Back down by the ferry terminal there are a number of shops and open air restaurants selling a lot of seafood dishes as you walk to the beach area. The sun was really hot so my wife got me to buy an umbrella for her. As in many parts of the world, an umbrella is not just for the rain. I got a purple one. The beach is not a particularly exciting beach, but there were a few people out enjoying the water. The day we visited there were some interesting sand sculptures to check out which were really amazing. Do check out the fish market nearby to see an amazing variety of seafood available to buy. Too bad seafood is not our thing. The smell of all the fish was bad enough for us. Seafood is definitely a major part of the diet here. You find it everywhere.

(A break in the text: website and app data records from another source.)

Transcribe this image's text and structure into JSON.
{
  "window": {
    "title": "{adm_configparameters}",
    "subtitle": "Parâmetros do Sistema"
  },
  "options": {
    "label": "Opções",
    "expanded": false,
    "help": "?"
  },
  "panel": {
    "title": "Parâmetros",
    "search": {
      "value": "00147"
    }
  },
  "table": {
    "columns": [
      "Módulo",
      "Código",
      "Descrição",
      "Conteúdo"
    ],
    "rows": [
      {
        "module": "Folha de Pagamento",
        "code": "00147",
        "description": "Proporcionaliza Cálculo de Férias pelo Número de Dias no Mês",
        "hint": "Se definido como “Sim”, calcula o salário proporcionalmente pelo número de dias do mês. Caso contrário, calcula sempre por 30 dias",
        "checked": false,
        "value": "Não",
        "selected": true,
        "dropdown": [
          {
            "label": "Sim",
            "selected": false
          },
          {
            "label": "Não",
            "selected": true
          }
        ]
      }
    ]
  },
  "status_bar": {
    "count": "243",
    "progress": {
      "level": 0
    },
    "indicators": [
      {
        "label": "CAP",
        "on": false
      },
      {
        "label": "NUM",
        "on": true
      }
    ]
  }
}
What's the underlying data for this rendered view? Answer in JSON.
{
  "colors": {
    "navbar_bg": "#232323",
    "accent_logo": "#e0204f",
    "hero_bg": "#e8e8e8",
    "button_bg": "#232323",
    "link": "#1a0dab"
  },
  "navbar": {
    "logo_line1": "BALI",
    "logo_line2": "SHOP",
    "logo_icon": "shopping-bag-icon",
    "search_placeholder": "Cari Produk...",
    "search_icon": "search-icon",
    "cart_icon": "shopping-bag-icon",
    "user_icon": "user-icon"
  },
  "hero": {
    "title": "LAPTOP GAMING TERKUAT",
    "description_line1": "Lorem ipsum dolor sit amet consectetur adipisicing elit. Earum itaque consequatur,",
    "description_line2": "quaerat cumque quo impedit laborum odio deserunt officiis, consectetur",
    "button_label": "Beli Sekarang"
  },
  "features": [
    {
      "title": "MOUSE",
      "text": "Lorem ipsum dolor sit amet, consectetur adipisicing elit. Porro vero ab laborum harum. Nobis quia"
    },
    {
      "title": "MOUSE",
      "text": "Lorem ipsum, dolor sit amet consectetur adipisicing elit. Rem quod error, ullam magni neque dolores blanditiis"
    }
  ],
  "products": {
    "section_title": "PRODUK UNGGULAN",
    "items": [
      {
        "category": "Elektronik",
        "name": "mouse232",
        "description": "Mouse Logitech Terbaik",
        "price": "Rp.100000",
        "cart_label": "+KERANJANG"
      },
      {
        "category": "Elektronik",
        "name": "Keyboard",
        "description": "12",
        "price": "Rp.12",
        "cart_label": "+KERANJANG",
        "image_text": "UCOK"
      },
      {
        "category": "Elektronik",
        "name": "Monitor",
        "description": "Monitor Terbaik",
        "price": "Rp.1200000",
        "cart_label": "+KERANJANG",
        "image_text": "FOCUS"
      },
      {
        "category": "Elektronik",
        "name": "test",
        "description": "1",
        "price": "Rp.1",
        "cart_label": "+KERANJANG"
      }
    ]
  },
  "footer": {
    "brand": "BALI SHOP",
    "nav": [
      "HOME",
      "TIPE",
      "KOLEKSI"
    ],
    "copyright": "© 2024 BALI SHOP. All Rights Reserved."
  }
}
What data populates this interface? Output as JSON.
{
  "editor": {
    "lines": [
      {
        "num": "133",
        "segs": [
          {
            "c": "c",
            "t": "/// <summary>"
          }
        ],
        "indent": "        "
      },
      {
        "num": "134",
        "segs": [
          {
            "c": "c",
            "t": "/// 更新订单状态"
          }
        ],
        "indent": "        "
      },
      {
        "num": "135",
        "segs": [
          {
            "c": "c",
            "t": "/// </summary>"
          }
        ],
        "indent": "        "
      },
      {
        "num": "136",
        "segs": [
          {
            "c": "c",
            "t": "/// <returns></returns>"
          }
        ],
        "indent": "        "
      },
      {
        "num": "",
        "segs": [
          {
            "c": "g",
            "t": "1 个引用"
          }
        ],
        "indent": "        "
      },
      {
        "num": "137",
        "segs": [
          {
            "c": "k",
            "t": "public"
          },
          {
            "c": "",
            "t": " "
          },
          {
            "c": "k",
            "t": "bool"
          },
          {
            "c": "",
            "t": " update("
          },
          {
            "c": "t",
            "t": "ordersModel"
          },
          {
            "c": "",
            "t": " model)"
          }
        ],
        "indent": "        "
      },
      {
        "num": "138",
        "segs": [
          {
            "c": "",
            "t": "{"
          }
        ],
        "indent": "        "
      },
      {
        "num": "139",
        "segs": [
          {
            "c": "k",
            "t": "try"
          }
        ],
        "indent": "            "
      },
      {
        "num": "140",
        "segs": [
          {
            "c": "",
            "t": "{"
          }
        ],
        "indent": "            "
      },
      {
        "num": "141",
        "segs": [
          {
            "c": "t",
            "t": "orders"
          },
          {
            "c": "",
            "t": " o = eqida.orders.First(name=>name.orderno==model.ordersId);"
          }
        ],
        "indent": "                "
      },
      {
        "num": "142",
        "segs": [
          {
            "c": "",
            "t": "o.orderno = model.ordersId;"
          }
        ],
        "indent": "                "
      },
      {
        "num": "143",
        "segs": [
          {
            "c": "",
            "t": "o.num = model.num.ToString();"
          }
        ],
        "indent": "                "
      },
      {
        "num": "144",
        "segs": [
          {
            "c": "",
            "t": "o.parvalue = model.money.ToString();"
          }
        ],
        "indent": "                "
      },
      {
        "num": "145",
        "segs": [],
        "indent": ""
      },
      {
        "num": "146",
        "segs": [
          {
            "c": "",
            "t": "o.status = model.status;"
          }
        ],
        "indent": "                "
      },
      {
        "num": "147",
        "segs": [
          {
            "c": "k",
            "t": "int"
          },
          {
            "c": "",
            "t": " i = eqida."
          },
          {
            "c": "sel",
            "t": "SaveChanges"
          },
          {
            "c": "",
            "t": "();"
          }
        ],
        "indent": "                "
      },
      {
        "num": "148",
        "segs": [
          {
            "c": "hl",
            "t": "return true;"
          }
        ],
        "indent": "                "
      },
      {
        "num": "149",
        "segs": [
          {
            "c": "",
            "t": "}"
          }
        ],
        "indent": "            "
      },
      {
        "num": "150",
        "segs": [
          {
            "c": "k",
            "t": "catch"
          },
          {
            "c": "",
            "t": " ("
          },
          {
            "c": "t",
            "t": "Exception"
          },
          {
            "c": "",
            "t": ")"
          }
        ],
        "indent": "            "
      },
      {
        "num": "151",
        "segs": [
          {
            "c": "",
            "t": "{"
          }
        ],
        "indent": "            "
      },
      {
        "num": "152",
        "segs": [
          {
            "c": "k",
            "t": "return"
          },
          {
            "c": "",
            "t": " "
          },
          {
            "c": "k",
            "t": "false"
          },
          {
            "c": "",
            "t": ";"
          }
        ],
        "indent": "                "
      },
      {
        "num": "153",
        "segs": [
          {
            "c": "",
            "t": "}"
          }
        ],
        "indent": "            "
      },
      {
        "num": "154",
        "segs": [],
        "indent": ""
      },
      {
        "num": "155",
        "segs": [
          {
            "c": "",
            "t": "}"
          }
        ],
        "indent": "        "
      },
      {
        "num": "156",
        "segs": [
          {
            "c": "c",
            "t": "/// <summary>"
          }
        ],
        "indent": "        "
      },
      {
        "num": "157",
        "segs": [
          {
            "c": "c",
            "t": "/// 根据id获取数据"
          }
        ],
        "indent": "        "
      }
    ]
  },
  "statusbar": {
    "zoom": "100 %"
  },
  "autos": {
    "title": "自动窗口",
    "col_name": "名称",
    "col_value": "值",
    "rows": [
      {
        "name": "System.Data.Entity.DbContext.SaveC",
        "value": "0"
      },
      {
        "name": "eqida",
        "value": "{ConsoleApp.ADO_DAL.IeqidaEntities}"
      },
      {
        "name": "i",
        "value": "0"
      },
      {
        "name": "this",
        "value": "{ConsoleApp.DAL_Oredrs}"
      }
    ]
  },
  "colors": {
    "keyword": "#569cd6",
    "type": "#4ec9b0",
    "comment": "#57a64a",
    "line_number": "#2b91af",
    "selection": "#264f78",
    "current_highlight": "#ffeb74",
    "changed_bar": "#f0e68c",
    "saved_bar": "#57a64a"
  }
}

A quick ferry ride back to the city and a cab ride back to the hotel, and our sightseeing was done for the day, but not the adventure. We had another dining adventure that evening. We went to a small bar near our hotel that seemed to focus on ex pats as everyone who came in spoke English. Our waitress took our order, and we enjoyed some time talking about our day. Finally my wife's food came out, and we thought we were ready to eat, but that was not the case. We waited another 10 to 15 minutes before my daughter's dish came out. We began to joke about what was going on in the kitchen. When my food finally came out after another long wait, the waitress acknowledged that their regular cook was out sick, and the woman who was filling in could only do one dish at a time. Since we were in no hurry the timing was not an issue, but it did make for another good story about the many experiences one has when traveling and the need for patience.

Check out the original post with more photos at as well as other posts regarding Taiwan.